Ah, fondue. Some people think of it as the flash-in-the-pot dinner party craze of the 60’s and 70’s, conjuring up thoughts of turtleneck sweaters and expensive gift fondue sets sitting unused for decades. But things are changing for the noble melted cheese dish! With quality cheese more easily accessible to Americans, fondue is experiencing resurgence in a big way and we think this time it’s here to stay. So take a moment to learn a little more about everyone’s favorite communal meal.

 1. Fondue is over 400 years old!

Written records of fondue date back to the late 17th century, when a bare bones version of the dish calling for cheese, wine and bread for dipping appeared in a Swiss cookbook. Fondue showed up in print in various other incarnations through the 18th and 19th centuries, the recipes calling for eggs and often construed as something closer to a custard or cheese soufflé than the hot dip that we know it as today. Towards the end of the 19th century recipes began to appear for an emulsified melted cheese concoction, and in the early 20th cornstarch was added to the bill to more easily stabilize the mixture. Variations on the theme and regional takes still abounded, the idea of fondue as a hot dish for communal dipping took form and became recognizable throughout Europe.

2. There’s more than one way to melt a bunch of cheese in a pot

As with most traditional dishes, there is no shortage of regional variations. The well-known Neuchateloise version calls for a balanced mix of Gruyere and Emmental; the Innerschweiz like a blend of Gruyere, Emmental and a spiking of bright Sprinz; the Appenzeller variety uses – you guessed it – Appenzeller cheese, lengthened with warm cream. Whatever the chosen blend, a great fondue is accompanied by cubed bread for dipping, as well as charcuterie and veggies. Can you cover it in cheese? Then ‘due it up. An assortment of pickled or brined treats to cleanse the palate between bites is also a great idea.

3. The Great Beverage Debate

If you want to know what to drink with fondue, there are two major camps: Black Tea vs White Wine. Some say black tea is better for your digestion. Some say white wine is in the fondue already, why not also have a glass with the meal?

We say: drink whatever you like – tea, wine, and even beer all make great accompaniments.

4. Fondue: Favored dish of flirts

Tradition states that if bread falls off a woman’s fork and into the pot she must kiss her neighbor. If a man drops anything into the pot he has to buy a round of drinks for the table.

We say: Anything goes!… Except double-dipping.

5. Actual fact: cheese brings people together

Fondue is more than just a meal.
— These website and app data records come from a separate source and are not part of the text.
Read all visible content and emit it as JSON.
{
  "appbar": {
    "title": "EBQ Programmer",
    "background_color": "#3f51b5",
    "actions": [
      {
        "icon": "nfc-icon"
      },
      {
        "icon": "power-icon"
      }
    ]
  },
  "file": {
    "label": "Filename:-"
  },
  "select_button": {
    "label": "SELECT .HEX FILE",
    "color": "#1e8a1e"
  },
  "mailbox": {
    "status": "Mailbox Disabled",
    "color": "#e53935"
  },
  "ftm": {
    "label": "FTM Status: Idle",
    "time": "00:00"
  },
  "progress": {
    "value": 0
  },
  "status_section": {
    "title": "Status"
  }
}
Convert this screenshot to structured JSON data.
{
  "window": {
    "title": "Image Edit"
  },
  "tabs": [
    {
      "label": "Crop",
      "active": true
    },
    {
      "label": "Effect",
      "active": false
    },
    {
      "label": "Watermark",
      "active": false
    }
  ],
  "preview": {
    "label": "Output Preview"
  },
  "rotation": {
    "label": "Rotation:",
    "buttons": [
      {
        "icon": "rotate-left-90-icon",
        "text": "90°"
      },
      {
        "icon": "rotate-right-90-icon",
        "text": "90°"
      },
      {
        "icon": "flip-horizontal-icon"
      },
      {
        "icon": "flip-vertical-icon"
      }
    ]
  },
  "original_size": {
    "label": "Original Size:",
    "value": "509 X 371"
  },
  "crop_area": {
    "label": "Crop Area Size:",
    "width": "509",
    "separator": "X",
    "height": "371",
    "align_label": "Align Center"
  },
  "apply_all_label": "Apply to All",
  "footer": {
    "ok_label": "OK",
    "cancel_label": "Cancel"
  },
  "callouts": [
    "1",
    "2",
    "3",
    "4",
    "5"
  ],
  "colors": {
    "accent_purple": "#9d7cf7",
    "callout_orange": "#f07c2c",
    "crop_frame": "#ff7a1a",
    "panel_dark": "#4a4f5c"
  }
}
The spirit of sitting around a hot pot and sharing a communal meal is essential to the experience and necessitated by the dish. There’s something wonderful about the hands-on element, the light of the flame, and the warmth of the dish that just guarantees a good time.

So ditch the misconceptions and warm your cold winter nights with a venerable bubbling pot of cheesy happiness. We at Murray’s are here to help!